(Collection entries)
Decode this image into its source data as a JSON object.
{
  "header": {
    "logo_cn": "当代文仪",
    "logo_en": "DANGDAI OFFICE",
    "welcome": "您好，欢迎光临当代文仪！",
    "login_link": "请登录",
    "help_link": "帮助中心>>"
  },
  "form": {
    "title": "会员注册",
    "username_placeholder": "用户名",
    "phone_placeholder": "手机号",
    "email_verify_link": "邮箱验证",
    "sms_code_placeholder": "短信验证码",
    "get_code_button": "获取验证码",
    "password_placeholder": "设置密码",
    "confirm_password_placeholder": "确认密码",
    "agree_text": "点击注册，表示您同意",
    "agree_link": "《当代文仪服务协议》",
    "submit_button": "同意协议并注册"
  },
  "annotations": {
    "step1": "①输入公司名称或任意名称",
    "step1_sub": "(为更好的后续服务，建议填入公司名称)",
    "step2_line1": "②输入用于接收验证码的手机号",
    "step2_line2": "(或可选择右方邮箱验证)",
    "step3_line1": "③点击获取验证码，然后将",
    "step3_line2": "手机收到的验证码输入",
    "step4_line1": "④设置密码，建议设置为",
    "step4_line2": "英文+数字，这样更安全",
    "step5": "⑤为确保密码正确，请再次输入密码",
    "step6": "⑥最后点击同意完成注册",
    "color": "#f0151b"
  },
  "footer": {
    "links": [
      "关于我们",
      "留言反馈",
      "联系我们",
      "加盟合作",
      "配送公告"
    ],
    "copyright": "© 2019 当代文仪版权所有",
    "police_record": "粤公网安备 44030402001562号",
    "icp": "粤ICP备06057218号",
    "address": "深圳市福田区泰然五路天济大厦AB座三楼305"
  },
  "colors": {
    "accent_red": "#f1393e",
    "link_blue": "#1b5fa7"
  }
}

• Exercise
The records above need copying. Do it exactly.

• Written solution
Decode this image into its source data as a JSON object.
{
  "header": {
    "logo_cn": "当代文仪",
    "logo_en": "DANGDAI OFFICE",
    "welcome": "您好，欢迎光临当代文仪！",
    "login_link": "请登录",
    "help_link": "帮助中心>>"
  },
  "form": {
    "title": "会员注册",
    "username_placeholder": "用户名",
    "phone_placeholder": "手机号",
    "email_verify_link": "邮箱验证",
    "sms_code_placeholder": "短信验证码",
    "get_code_button": "获取验证码",
    "password_placeholder": "设置密码",
    "confirm_password_placeholder": "确认密码",
    "agree_text": "点击注册，表示您同意",
    "agree_link": "《当代文仪服务协议》",
    "submit_button": "同意协议并注册"
  },
  "annotations": {
    "step1": "①输入公司名称或任意名称",
    "step1_sub": "(为更好的后续服务，建议填入公司名称)",
    "step2_line1": "②输入用于接收验证码的手机号",
    "step2_line2": "(或可选择右方邮箱验证)",
    "step3_line1": "③点击获取验证码，然后将",
    "step3_line2": "手机收到的验证码输入",
    "step4_line1": "④设置密码，建议设置为",
    "step4_line2": "英文+数字，这样更安全",
    "step5": "⑤为确保密码正确，请再次输入密码",
    "step6": "⑥最后点击同意完成注册",
    "color": "#f0151b"
  },
  "footer": {
    "links": [
      "关于我们",
      "留言反馈",
      "联系我们",
      "加盟合作",
      "配送公告"
    ],
    "copyright": "© 2019 当代文仪版权所有",
    "police_record": "粤公网安备 44030402001562号",
    "icp": "粤ICP备06057218号",
    "address": "深圳市福田区泰然五路天济大厦AB座三楼305"
  },
  "colors": {
    "accent_red": "#f1393e",
    "link_blue": "#1b5fa7"
  }
}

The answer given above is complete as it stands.